Newton’s first law of motion introduced us to the concept of inertia. The inertia of a body is its inability to change its state of rest or linear, uniform motion on its own.

Now the question is whether we have a similar concept when it comes to rotating bodies, and the answer is yes, we do have rotational inertia. Let us first *define the moment of inertia*.

It is a property of a body that opposes the torque that tends to change its state of rest or uniform rotation about an axis of rotation. It depends on the distribution of mass in space.

If we know the formula for the moment of inertia of a rotating body, we can find the unit of moment of inertia. The formula for the moment of inertia of a system about its rotational axis is,

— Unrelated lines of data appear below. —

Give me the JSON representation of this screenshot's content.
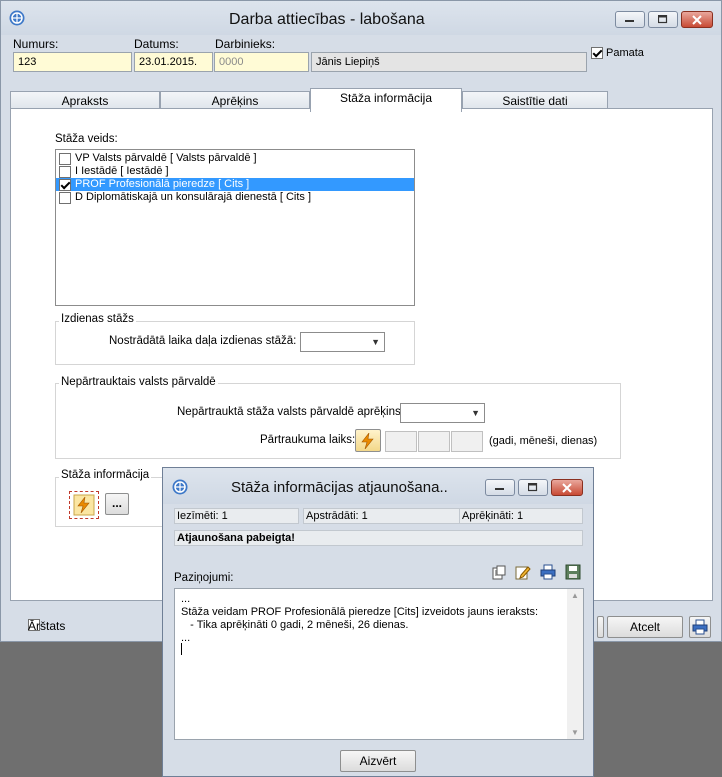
{
  "window": {
    "title": "Darba attiecības - labošana",
    "buttons": [
      "minimize",
      "maximize",
      "close"
    ]
  },
  "header": {
    "numurs_label": "Numurs:",
    "numurs_value": "123",
    "datums_label": "Datums:",
    "datums_value": "23.01.2015.",
    "darbinieks_label": "Darbinieks:",
    "darbinieks_code_placeholder": "0000",
    "darbinieks_name": "Jānis Liepiņš",
    "pamata_label": "Pamata",
    "pamata_checked": true
  },
  "tabs": [
    {
      "label": "Apraksts",
      "active": false
    },
    {
      "label": "Aprēķins",
      "active": false
    },
    {
      "label": "Stāža informācija",
      "active": true
    },
    {
      "label": "Saistītie dati",
      "active": false
    }
  ],
  "staza_veids": {
    "label": "Stāža veids:",
    "items": [
      {
        "label": "VP Valsts pārvaldē [ Valsts pārvaldē ]",
        "checked": false,
        "selected": false
      },
      {
        "label": "I Iestādē [ Iestādē ]",
        "checked": false,
        "selected": false
      },
      {
        "label": "PROF Profesionālā pieredze [ Cits ]",
        "checked": true,
        "selected": true
      },
      {
        "label": "D Diplomātiskajā un konsulārajā dienestā [ Cits ]",
        "checked": false,
        "selected": false
      }
    ]
  },
  "izdienas": {
    "title": "Izdienas stāžs",
    "label": "Nostrādātā laika daļa izdienas stāžā:",
    "value": ""
  },
  "nepartrauktais": {
    "title": "Nepārtrauktais valsts pārvaldē",
    "calc_label": "Nepārtrauktā stāža valsts pārvaldē aprēķins:",
    "calc_value": "",
    "break_label": "Pārtraukuma laiks:",
    "break_hint": "(gadi, mēneši, dienas)"
  },
  "staza_info": {
    "title": "Stāža informācija",
    "more_label": "..."
  },
  "footer": {
    "arstats_label": "Ārštats",
    "arstats_checked": false,
    "second_checked": true,
    "cancel_label": "Atcelt"
  },
  "dialog": {
    "title": "Stāža informācijas atjaunošana..",
    "iezimeti": "Iezīmēti: 1",
    "apstradati": "Apstrādāti: 1",
    "aprekinati": "Aprēķināti: 1",
    "status": "Atjaunošana pabeigta!",
    "pazinojumi_label": "Paziņojumi:",
    "log_lines": [
      "...",
      "Stāža veidam PROF Profesionālā pieredze [Cits] izveidots jauns ieraksts:",
      "   - Tika aprēķināti 0 gadi, 2 mēneši, 26 dienas.",
      "..."
    ],
    "close_label": "Aizvērt"
  },
  "colors": {
    "window_bg": "#d6dde7",
    "selection": "#3399ff",
    "input_yellow": "#fffbd6",
    "close_red": "#c84a34"
  }
}
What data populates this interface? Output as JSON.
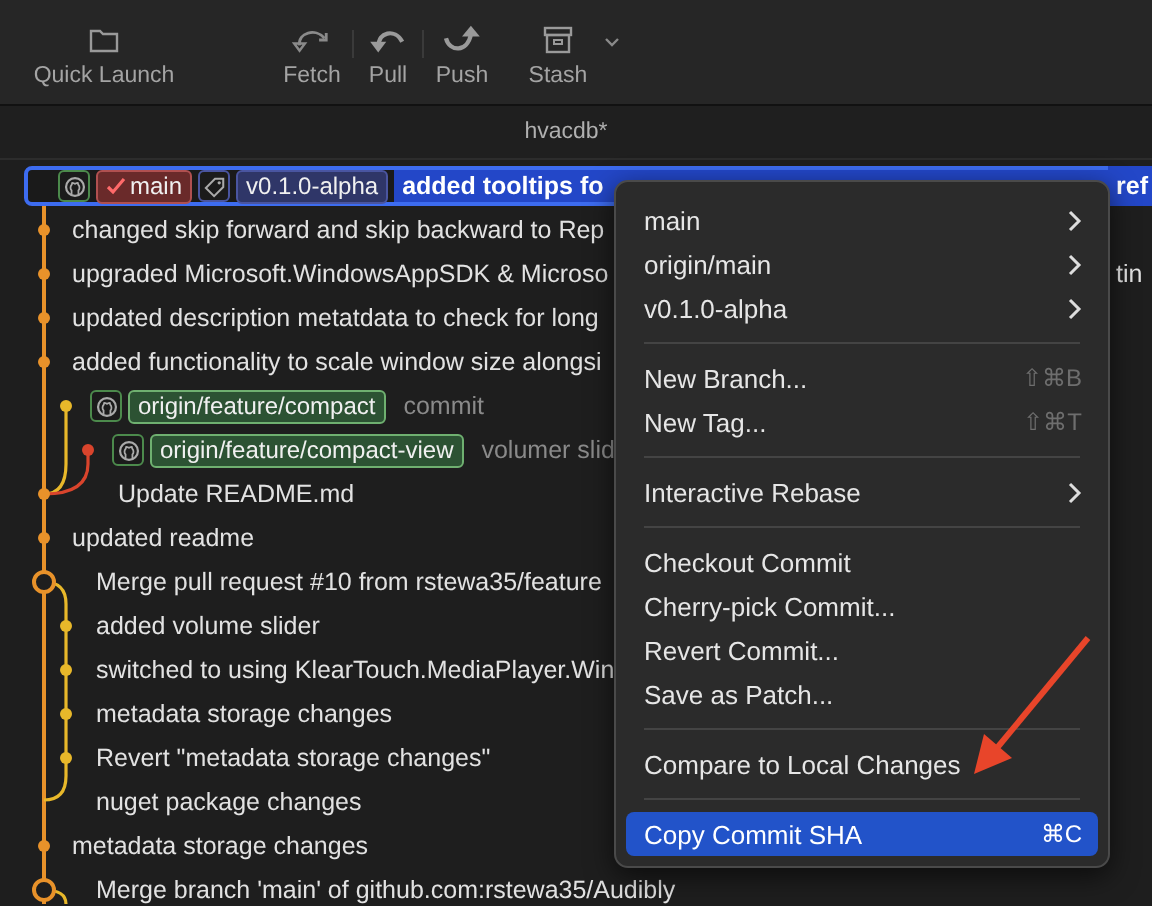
{
  "toolbar": [
    {
      "label": "Quick Launch",
      "kind": "folder"
    },
    {
      "label": "Fetch",
      "kind": "fetch"
    },
    {
      "label": "Pull",
      "kind": "pull"
    },
    {
      "label": "Push",
      "kind": "push"
    },
    {
      "label": "Stash",
      "kind": "stash"
    }
  ],
  "tab": {
    "title": "hvacdb*"
  },
  "commits": [
    {
      "kind": "main",
      "selected": true,
      "badges": [
        {
          "kind": "branch",
          "label": "main",
          "remote": true,
          "current": true
        },
        {
          "kind": "tag",
          "label": "v0.1.0-alpha"
        }
      ],
      "message": "added tooltips fo",
      "tail": "ref"
    },
    {
      "kind": "main",
      "selected": false,
      "message": "changed skip forward and skip backward to Rep"
    },
    {
      "kind": "main",
      "selected": false,
      "message": "upgraded Microsoft.WindowsAppSDK & Microso",
      "tail": "tin"
    },
    {
      "kind": "main",
      "selected": false,
      "message": "updated description metatdata to check for long"
    },
    {
      "kind": "main",
      "selected": false,
      "message": "added functionality to scale window size alongsi"
    },
    {
      "kind": "side",
      "selected": false,
      "badges": [
        {
          "kind": "branch",
          "label": "origin/feature/compact",
          "remote": true,
          "current": false
        }
      ],
      "message": "commit"
    },
    {
      "kind": "nested",
      "selected": false,
      "badges": [
        {
          "kind": "branch",
          "label": "origin/feature/compact-view",
          "remote": true,
          "current": false
        }
      ],
      "message": "volumer slid"
    },
    {
      "kind": "nested",
      "selected": false,
      "message": "Update README.md"
    },
    {
      "kind": "main",
      "selected": false,
      "message": "updated readme"
    },
    {
      "kind": "side",
      "selected": false,
      "message": "Merge pull request #10 from rstewa35/feature"
    },
    {
      "kind": "side",
      "selected": false,
      "message": "added volume slider"
    },
    {
      "kind": "side",
      "selected": false,
      "message": "switched to using KlearTouch.MediaPlayer.Win"
    },
    {
      "kind": "side",
      "selected": false,
      "message": "metadata storage changes"
    },
    {
      "kind": "side",
      "selected": false,
      "message": "Revert \"metadata storage changes\""
    },
    {
      "kind": "side",
      "selected": false,
      "message": "nuget package changes"
    },
    {
      "kind": "main",
      "selected": false,
      "message": "metadata storage changes"
    },
    {
      "kind": "side",
      "selected": false,
      "message": "Merge branch 'main' of github.com:rstewa35/Audibly"
    }
  ],
  "context_menu": [
    {
      "kind": "submenu",
      "label": "main",
      "selected": false
    },
    {
      "kind": "submenu",
      "label": "origin/main",
      "selected": false
    },
    {
      "kind": "submenu",
      "label": "v0.1.0-alpha",
      "selected": false
    },
    {
      "kind": "separator"
    },
    {
      "kind": "item",
      "label": "New Branch...",
      "shortcut": "⇧⌘B",
      "selected": false
    },
    {
      "kind": "item",
      "label": "New Tag...",
      "shortcut": "⇧⌘T",
      "selected": false
    },
    {
      "kind": "separator"
    },
    {
      "kind": "submenu",
      "label": "Interactive Rebase",
      "selected": false
    },
    {
      "kind": "separator"
    },
    {
      "kind": "item",
      "label": "Checkout Commit",
      "selected": false
    },
    {
      "kind": "item",
      "label": "Cherry-pick Commit...",
      "selected": false
    },
    {
      "kind": "item",
      "label": "Revert Commit...",
      "selected": false
    },
    {
      "kind": "item",
      "label": "Save as Patch...",
      "selected": false
    },
    {
      "kind": "separator"
    },
    {
      "kind": "item",
      "label": "Compare to Local Changes",
      "selected": false
    },
    {
      "kind": "separator"
    },
    {
      "kind": "item",
      "label": "Copy Commit SHA",
      "shortcut": "⌘C",
      "selected": true
    }
  ]
}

$$I=\sum_{i=1}^{n}mr^2$$

Let us now look at the unit of moment of inertia in various systems of units

It is important to note that we commonly encounter two types of moment of inertia.

## Unit of Moment of Inertia

*The following are the different types of the moment of inertia units and their formulas:*

- Area moment of inertia: $mm^4$ or $in^4$

The moment of inertia unit is expressed in millimeters $(mm)$ in this case of the area moment of inertia. - Mass moment of inertia:
**kg.m**^{2}or ft.lb.s^{2}

The moment of inertia we work within mechanics is the mass moment of inertia.

### Unit of moment of inertia in MKS system

Unit of the moment of inertia in MKS system is **kg.m ^{2}**

### What is the SI Unit of Moment of Inertia?

The moment of inertia unit is a derived unit of measurement. In the International System (SI), mass $m$ is measured in kilograms, and distance $r$ is measured in meters, with $I$ (moment of inertia) having the dimension kilogram-meter square.

So, the unit of moment of inertia in SI system is **kg.m ^{2}**. It is the same as the MKS system of units.

### Unit of moment of inertia in CGS system

In the CGS system, the unit is **g.cm**^{2}

This is because in the CGS unit system, the unit of mass is gram and for measuring length centimeter is used as a unit.

### Conversion Between Units

*Following is the table with the moment of inertia unit conversion:*

Unit | kg. m^{2} | g.cm^{2} | lb_{m}ft^{2} | lb_{m}in^{2} |

kg. m^{2} | 1 | 1×10^{7} | 2.37×10 | 3.42×10^{3} |

g.cm^{2} | 1×10^{-7} | 1 | 2.37×10^{-6} | 3.42×10^{-4} |

lb_{m}ft^{2} | 4.21×10^{-2} | 4.21×10^{5} | 1 | 1.44×10^{2} |

lb_{m}in^{2} | 2.93×10^{-4} | 2.93×10^{3} | 6.94×10^{-3} | 1 |

### Frequently asked questions

**Is moment of inertia is scalar or vector?**The moment of inertia is a scalar quantity. The terms in its formula are mass and distance squared. We know that mass is scalar, as is distance, and even the square of distance itself has no direction. The product of both these scalar quantities, i.e., mass time distance squared, gives a scalar quantity.

**What is the Moment of inertia of a rod of mass M and length L?**There are two general scenarios for a rod’s moment of inertia.

The axis of rotation passes through the center of the mass.

$$I = \frac{1}{12} ML^2$$

The axis is through the end of the rod

$$I_{end} = \frac{1}{3}ML^2$$

**What is the dimension of the moment of inertia?**$[M^1 L^2 T^0]$ is the dimension of the moment of inertia

**What is the unit of moment of inertia of an area?**$m^4$, $mm^4$ or $cm^4$ are the units of the moment of inertia of an area.

**What are the factors on which moment of inertia depends?**The moment of inertia depends on the following factors,

1. The density of the material

2. Shape and size of the body

3. Axis of rotation

4. distribution of mass (mass distribution) relative to the axis

**What exactly is the difference between the moment of inertia and area moment of inertia?**The moment of inertia, like inertia, is a resistance to rotation about an axis whereas

the area moment of inertia is a measure of a shape’s resistance to bending about a specific axis.

**Is the moment of inertia affected by angular momentum?**Yes, angular momentum $(L)$ is proportional to angular velocity $(\omega)$

In rotational mechanics, angular acceleration is proportional to a body’s moment of inertia. The moment of inertia can be thought of as the ability to withstand torque. A solid object’s angular momentum is simply $\omega$, where $\omega$ is the angular velocity in radians per second.